In order to provide the best substance abuse treatment, it’s important that addiction treatment programs consider the cultural and racial background of an individual in recovery.
Factors to consider in treatment include:
- suicide rates among each ethnicity
- unique risk factors for minorities experiencing substance abuse or mental illness
- challenges minorities might face in and out of treatment
There are several drug rehab programs that can incorporate these factors and provide quality, individualized treatment.
Inpatient treatment is often the most successful rehab program because it allows the person in recovery to get 24-hour care.
Other programs, such as outpatient rehab or medication-assisted treatment (MAT), may also be successful in administering part-time treatment for those who cannot commit to a live-in option.
Other Helpful Resources
Here you’ll find more information on suicide prevention, substance abuse treatment, and other helpful resources:
- American Psychological Association, Ethnicity and Health in America Series: Substance Abuse and Addiction in the African-American Community: This series discusses substance abuse treatment trends among racial and ethnic minority groups.
- Asian American Journal of Psychology: Here, Asian Americans can find information on topics relevant to Asian American individuals and communities.
- Crisis Text Line, 741741: This is a free 24/7 hotline for those in crisis.
- Indian Health Service, Substance Abuse and Suicide Prevention (SASP): From the U.S. Department of Health and Human Services, this is a national program that provides resources on methamphetamine and suicide prevention and intervention.
- National Institutes of Mental Health (NIMH), Suicide Prevention: Find resources and hotlines for suicide prevention.
- National Institute on Drug Abuse (NIDA), Step by Step Guides to Finding Treatment for Drug Use Disorders: Those struggling with substance abuse and their loved ones can find a range of resources on drug abuse.
- National Suicide Prevention Lifeline, 1 (800) 273-8255: This hotline is avaialble to those considering suicide, worried about a loved one or friend, or need emotional support.
- SAMHSA, Behavioral Health Equity: Race-specific information is available to discuss access to prevention, treatment, and recovery services for mental and substance use disorders.
- SAMHSA, Behavioral Health Treatment Services Locator: This is a tool to help recovering individuals and their loved ones to find treatment centers in each state.
- The American Journal of Psychiatry — A Closer Look at Substance Use and Suicide
- Centers for Disease Control and Prevention — Suicide Prevention: Risk and Protective Factors
- International Journal of Environmental Research and Public Health — Suicide Risk among Immigrants and Ethnic Minorities: A Literature Overview
- Substance Abuse and Mental Health Services Administration (SAMHSA) —National Survey of Substance Abuse Treatment Services (N-SSATS): 2019

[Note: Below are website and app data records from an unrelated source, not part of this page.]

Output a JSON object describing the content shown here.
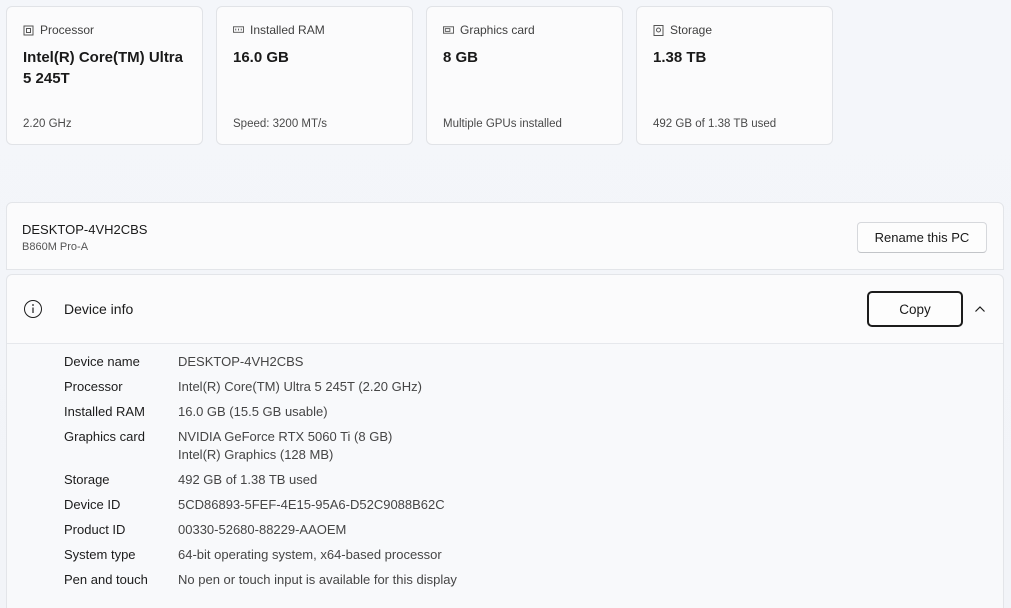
{
  "cards": [
    {
      "icon": "processor-icon",
      "label": "Processor",
      "value": "Intel(R) Core(TM) Ultra 5 245T",
      "sub": "2.20 GHz"
    },
    {
      "icon": "ram-icon",
      "label": "Installed RAM",
      "value": "16.0 GB",
      "sub": "Speed: 3200 MT/s"
    },
    {
      "icon": "graphics-card-icon",
      "label": "Graphics card",
      "value": "8 GB",
      "sub": "Multiple GPUs installed"
    },
    {
      "icon": "storage-icon",
      "label": "Storage",
      "value": "1.38 TB",
      "sub": "492 GB of 1.38 TB used"
    }
  ],
  "pc": {
    "name": "DESKTOP-4VH2CBS",
    "model": "B860M Pro-A",
    "rename_label": "Rename this PC"
  },
  "device_info": {
    "title": "Device info",
    "copy_label": "Copy",
    "rows": [
      {
        "label": "Device name",
        "values": [
          "DESKTOP-4VH2CBS"
        ]
      },
      {
        "label": "Processor",
        "values": [
          "Intel(R) Core(TM) Ultra 5 245T (2.20 GHz)"
        ]
      },
      {
        "label": "Installed RAM",
        "values": [
          "16.0 GB (15.5 GB usable)"
        ]
      },
      {
        "label": "Graphics card",
        "values": [
          "NVIDIA GeForce RTX 5060 Ti (8 GB)",
          "Intel(R) Graphics (128 MB)"
        ]
      },
      {
        "label": "Storage",
        "values": [
          "492 GB of 1.38 TB used"
        ]
      },
      {
        "label": "Device ID",
        "values": [
          "5CD86893-5FEF-4E15-95A6-D52C9088B62C"
        ]
      },
      {
        "label": "Product ID",
        "values": [
          "00330-52680-88229-AAOEM"
        ]
      },
      {
        "label": "System type",
        "values": [
          "64-bit operating system, x64-based processor"
        ]
      },
      {
        "label": "Pen and touch",
        "values": [
          "No pen or touch input is available for this display"
        ]
      }
    ]
  }
}
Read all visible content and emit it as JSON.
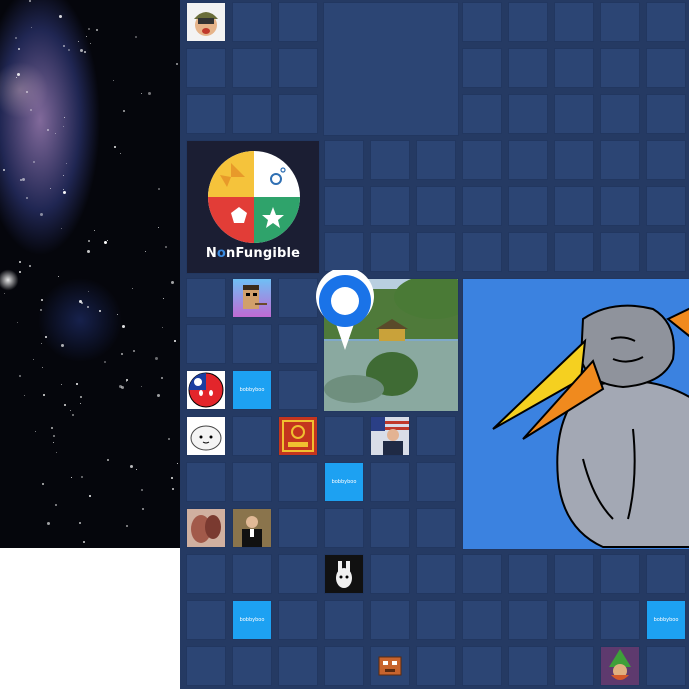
{
  "logo": {
    "brand_prefix": "N",
    "brand_o": "o",
    "brand_suffix": "nFungible"
  },
  "stickers": {
    "label": "bobbyboo"
  },
  "colors": {
    "board_background": "#253a63",
    "cell_background": "#2c4574",
    "cell_border": "#223760",
    "sticker_blue": "#1da1f2",
    "pin_blue": "#1a73e8",
    "bird_background": "#3b82e0"
  },
  "icons": {
    "map_pin": "location-pin-icon"
  }
}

- Substance Abuse and Mental Health Services Administration (SAMHSA) — Risk and Protective Factors
- Substance Abuse and Mental Health Services Administration (SAMHSA) — Substance Use And Suicide: A Nexus Requiring A Public Health Approach
- Substance Abuse and Mental Health Services Administration (SAMHSA) — 2018 National Survey on Drug Use and Health: Detailed Tables
- Suicide Prevention Resource Center — Racial and Ethnic Disparities